References: (click for full references)
Behnke, R.J. 1992. Native trout of western North America. American Fisheries Society Monograph 6. American Fisheries Society, Bethesda, MD.
Bradley, W. G. and J. E. Deacon. 1967. The biotic communities of southern Nevada. Nevada State Museum Anthropological Papers No. 13, Part 4. 201-273.
Cudmore-Vokey, B. and E.J. Crossman. 2000. Checklists of the fish fauna of the Laurentian Great Lakes and their connecting channels. Can. MS Rpt. Fish. Aquat. Sci. 2500: v + 39p.
Fukano, K.G., H. Gowing, M.J. Hansen, and L.N. Allison. 1964. Introduction of exotic fish into Michigan. Michigan Department of Conservation, Institute of Fisheries Research, Ann Arbor, MI.
Insider Viewpoint. 2001. Fishing Records – Nevada. Insider Viewpoint Magazine. 3 pp.

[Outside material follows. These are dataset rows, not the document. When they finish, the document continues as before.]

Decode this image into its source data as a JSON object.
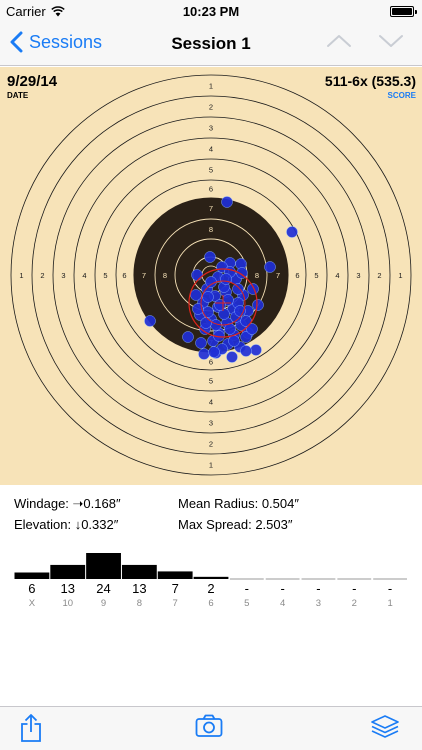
{
  "status_bar": {
    "carrier": "Carrier",
    "time": "10:23 PM",
    "wifi_icon": "wifi-icon",
    "battery_icon": "battery-icon"
  },
  "nav": {
    "back_label": "Sessions",
    "title": "Session 1",
    "back_icon": "chevron-left-icon",
    "prev_icon": "chevron-up-icon",
    "next_icon": "chevron-down-icon"
  },
  "target": {
    "date": "9/29/14",
    "date_label": "DATE",
    "score": "511-6x (535.3)",
    "score_label": "SCORE",
    "ring_labels": [
      "1",
      "2",
      "3",
      "4",
      "5",
      "6",
      "7",
      "8"
    ],
    "center_label": "X",
    "colors": {
      "paper": "#f7e3b8",
      "bull": "#2b2117",
      "shot": "#1f2fd6",
      "group_circle": "#e0241b",
      "accent": "#1a7cf5"
    }
  },
  "stats": {
    "windage": "Windage: ➝0.168″",
    "elevation": "Elevation: ↓0.332″",
    "mean_radius": "Mean Radius: 0.504″",
    "max_spread": "Max Spread: 2.503″"
  },
  "histogram": {
    "bins": [
      {
        "label": "X",
        "count": 6,
        "display": "6"
      },
      {
        "label": "10",
        "count": 13,
        "display": "13"
      },
      {
        "label": "9",
        "count": 24,
        "display": "24"
      },
      {
        "label": "8",
        "count": 13,
        "display": "13"
      },
      {
        "label": "7",
        "count": 7,
        "display": "7"
      },
      {
        "label": "6",
        "count": 2,
        "display": "2"
      },
      {
        "label": "5",
        "count": 0,
        "display": "-"
      },
      {
        "label": "4",
        "count": 0,
        "display": "-"
      },
      {
        "label": "3",
        "count": 0,
        "display": "-"
      },
      {
        "label": "2",
        "count": 0,
        "display": "-"
      },
      {
        "label": "1",
        "count": 0,
        "display": "-"
      }
    ]
  },
  "toolbar": {
    "share_icon": "share-icon",
    "camera_icon": "camera-icon",
    "stack_icon": "layers-icon"
  }
}
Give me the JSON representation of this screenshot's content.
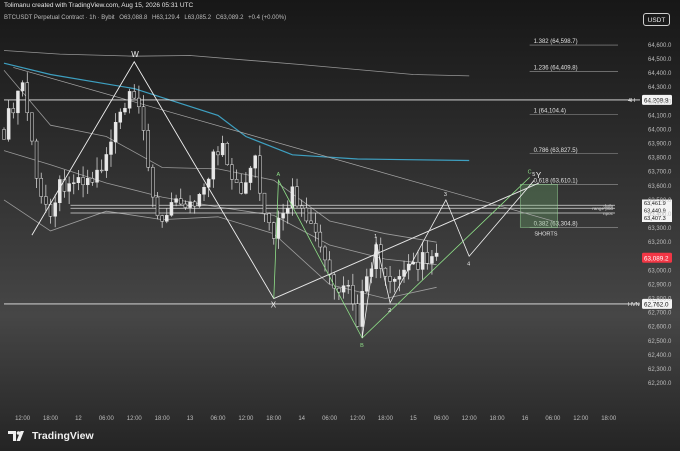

McAffee, W.R. 1966. Lahontan cutthroat trout. Pages 225-231 in Calhoun, A, ed. Inland fisheries management. California Department of Fish and Game. Sacramento, CA.
Miller, R.R. and C.H. Lowe. 1967. Part 2. Fishes of Arizona, p 133-151, In: C.H. Lowe, ed. The Vertebrates of Arizona. University of Arizona Press. Tucson.
Neely, D. - University of Alabama, Tuscaloosa, AL.
Page, L.M. and B.M. Burr. 1991. A Field Guide to Freshwater Fishes - North America North of Mexico. Volume 42. Houghton Mifflin Company, Boston, MA.
Tilmant, J.T. 1999. Management of nonindigenous aquatic fish in the U.S. National Park System. National Park Service. 50 pp.
Revision Date: 6/28/2019
Peer Review Date: 8/18/2009
Fuller, P., 2022, Oncorhynchus clarkii (Richardson, 1836): U.S. Geological Survey, Nonindigenous Aquatic Species Database, Gainesville, FL, https://nas.er.usgs.gov/queries/FactSheet.aspx?SpeciesID=890, Revision Date: 6/28/2019, Peer Review Date: 8/18/2009, Access Date: 6/26/2022
This information is preliminary or provisional and is subject to revision. It is being provided to meet the need for timely best science. The information has not received final approval by the U.S. Geological Survey (USGS) and is provided on the condition that neither the USGS nor the U.S. Government shall be held liable for any damages resulting from the authorized or unauthorized use of the information.